The problem> For every line in the records below that holds "this", make a copy.

Data to use>

+++

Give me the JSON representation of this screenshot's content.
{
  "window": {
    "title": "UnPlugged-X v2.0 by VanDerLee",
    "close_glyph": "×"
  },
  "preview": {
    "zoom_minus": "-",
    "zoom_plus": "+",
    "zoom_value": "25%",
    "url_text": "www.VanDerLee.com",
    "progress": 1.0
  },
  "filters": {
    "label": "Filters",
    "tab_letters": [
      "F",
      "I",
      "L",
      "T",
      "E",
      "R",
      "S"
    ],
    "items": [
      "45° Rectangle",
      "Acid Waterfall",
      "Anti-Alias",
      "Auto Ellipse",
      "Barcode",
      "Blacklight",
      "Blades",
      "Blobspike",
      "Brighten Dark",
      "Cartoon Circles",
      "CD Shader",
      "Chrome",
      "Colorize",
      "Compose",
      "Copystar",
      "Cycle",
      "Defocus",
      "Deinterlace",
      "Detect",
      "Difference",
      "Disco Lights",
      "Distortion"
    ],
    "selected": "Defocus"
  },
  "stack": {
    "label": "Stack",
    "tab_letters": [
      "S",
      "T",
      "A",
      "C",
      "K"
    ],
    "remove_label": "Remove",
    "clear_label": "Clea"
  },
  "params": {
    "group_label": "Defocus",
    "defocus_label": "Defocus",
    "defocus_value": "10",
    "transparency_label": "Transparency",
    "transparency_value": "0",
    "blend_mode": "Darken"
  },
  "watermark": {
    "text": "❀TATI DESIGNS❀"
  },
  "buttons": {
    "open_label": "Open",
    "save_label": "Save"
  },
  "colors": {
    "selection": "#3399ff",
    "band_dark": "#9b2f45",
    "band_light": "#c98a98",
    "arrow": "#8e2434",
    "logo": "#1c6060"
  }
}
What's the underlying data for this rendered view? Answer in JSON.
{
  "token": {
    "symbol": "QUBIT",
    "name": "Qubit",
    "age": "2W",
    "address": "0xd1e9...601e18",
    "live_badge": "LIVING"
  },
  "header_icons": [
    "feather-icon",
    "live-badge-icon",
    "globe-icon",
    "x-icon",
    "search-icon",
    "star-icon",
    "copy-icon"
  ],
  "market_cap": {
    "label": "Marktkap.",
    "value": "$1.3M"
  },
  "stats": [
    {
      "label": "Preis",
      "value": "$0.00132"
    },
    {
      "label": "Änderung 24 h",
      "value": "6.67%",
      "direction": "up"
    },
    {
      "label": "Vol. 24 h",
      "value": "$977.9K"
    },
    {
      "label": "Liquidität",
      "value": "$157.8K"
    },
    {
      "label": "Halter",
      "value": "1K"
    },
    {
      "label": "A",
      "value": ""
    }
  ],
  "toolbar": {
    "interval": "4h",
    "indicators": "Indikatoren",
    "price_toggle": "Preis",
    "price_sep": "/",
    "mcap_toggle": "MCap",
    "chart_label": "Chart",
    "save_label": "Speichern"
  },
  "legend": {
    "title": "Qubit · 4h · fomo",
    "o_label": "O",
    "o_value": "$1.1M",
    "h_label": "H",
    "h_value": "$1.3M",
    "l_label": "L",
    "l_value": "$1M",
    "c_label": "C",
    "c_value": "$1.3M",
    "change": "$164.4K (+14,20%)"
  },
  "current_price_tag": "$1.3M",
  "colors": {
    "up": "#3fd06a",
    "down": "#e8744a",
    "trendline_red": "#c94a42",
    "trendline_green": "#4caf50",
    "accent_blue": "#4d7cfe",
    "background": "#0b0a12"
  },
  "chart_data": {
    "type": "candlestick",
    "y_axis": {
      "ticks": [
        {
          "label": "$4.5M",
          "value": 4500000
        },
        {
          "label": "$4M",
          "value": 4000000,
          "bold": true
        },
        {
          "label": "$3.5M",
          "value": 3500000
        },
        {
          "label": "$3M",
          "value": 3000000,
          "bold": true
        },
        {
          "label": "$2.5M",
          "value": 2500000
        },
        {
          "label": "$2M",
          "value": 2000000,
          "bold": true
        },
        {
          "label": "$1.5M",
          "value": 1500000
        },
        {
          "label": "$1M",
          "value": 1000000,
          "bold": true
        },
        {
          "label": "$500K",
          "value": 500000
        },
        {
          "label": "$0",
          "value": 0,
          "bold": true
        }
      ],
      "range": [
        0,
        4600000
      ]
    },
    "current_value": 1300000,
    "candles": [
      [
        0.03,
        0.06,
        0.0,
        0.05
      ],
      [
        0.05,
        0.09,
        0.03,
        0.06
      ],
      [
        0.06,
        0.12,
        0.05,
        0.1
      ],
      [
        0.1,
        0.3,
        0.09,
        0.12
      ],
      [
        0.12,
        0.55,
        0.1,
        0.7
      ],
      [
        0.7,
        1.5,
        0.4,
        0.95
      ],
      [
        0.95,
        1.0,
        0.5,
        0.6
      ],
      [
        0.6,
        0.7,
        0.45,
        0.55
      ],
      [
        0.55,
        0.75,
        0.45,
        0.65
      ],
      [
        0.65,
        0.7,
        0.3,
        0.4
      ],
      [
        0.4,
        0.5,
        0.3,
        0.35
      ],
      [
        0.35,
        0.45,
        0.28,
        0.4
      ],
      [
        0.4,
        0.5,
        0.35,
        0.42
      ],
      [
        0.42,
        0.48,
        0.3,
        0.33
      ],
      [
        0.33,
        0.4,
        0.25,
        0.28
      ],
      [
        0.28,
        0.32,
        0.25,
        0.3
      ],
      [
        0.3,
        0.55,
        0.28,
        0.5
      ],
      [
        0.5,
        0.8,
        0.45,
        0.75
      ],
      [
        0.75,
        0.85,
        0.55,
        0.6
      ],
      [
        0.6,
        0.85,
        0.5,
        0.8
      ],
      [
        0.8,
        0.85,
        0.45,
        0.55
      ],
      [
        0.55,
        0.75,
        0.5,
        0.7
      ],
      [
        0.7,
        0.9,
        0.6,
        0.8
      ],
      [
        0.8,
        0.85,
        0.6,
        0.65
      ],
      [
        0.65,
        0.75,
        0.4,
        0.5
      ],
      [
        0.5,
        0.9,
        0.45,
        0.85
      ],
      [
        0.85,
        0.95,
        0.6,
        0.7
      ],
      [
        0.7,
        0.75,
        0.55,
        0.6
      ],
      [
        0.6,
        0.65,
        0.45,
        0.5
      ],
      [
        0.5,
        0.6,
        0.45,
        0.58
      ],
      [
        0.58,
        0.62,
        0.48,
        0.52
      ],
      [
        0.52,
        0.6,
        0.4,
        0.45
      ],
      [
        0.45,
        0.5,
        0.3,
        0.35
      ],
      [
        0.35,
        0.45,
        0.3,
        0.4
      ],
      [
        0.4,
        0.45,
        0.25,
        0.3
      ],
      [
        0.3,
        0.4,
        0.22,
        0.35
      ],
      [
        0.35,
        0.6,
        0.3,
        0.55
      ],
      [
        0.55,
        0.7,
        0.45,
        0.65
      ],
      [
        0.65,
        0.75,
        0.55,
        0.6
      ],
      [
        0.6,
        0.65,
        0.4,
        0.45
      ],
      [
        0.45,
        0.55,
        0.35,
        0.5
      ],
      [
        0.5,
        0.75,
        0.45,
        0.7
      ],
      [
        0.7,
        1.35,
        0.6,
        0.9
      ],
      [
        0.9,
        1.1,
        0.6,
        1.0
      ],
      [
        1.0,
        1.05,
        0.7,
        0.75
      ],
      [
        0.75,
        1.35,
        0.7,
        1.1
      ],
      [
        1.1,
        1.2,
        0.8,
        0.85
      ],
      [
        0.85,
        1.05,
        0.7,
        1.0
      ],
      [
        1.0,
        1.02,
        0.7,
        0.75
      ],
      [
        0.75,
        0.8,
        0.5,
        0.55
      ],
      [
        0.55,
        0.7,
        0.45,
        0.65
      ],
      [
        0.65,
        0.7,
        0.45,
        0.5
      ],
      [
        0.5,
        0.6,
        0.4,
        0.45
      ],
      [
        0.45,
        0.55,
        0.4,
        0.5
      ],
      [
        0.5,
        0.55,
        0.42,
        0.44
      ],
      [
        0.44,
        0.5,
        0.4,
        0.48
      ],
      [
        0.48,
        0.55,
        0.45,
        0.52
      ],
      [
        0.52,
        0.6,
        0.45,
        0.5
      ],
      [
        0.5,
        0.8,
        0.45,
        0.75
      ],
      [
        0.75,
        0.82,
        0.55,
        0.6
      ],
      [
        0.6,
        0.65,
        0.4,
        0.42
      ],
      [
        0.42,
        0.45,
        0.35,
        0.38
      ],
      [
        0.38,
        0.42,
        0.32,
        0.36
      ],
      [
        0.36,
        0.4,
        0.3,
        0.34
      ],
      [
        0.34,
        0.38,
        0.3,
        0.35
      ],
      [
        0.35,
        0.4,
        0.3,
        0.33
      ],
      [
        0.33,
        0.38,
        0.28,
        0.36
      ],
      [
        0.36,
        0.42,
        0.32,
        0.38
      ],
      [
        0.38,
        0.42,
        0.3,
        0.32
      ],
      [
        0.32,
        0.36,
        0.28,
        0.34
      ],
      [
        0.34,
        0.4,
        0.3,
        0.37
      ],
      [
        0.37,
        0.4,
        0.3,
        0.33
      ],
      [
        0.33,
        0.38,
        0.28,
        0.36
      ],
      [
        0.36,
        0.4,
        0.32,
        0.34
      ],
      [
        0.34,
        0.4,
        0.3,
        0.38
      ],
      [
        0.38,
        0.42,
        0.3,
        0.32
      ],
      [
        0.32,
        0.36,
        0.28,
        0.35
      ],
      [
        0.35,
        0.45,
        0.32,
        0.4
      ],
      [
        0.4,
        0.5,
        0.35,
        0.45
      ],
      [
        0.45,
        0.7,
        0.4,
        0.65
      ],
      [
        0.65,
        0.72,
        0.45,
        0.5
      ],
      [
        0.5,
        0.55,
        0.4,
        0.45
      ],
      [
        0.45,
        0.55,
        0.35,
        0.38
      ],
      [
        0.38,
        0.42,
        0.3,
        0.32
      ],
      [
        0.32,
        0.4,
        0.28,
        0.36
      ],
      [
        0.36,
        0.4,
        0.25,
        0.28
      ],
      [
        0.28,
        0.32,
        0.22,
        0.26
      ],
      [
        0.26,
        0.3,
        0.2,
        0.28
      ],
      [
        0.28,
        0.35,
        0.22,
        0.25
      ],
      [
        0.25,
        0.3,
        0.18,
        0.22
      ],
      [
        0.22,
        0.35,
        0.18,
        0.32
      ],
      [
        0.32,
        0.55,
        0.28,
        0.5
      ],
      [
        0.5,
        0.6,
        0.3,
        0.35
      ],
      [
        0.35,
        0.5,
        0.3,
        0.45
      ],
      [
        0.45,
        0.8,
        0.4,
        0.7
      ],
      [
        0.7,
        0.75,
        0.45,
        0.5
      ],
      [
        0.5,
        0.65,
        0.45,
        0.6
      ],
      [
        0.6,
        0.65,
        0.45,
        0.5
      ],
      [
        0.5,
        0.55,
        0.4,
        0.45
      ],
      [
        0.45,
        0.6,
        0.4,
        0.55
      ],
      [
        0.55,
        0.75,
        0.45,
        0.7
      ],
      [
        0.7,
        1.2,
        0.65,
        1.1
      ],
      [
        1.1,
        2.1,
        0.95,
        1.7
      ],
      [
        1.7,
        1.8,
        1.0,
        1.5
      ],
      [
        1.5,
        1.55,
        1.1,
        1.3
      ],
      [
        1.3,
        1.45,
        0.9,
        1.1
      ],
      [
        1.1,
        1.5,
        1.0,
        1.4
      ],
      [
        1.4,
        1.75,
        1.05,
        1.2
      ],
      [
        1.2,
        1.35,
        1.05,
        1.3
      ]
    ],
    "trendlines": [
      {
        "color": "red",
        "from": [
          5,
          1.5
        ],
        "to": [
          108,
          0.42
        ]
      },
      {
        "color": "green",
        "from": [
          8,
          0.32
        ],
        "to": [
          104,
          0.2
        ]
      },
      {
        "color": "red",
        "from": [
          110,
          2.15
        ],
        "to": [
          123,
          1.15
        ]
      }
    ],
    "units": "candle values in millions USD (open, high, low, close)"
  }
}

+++

Answer box>
Give me the JSON representation of this screenshot's content.
What's the underlying data for this rendered view? Answer in JSON.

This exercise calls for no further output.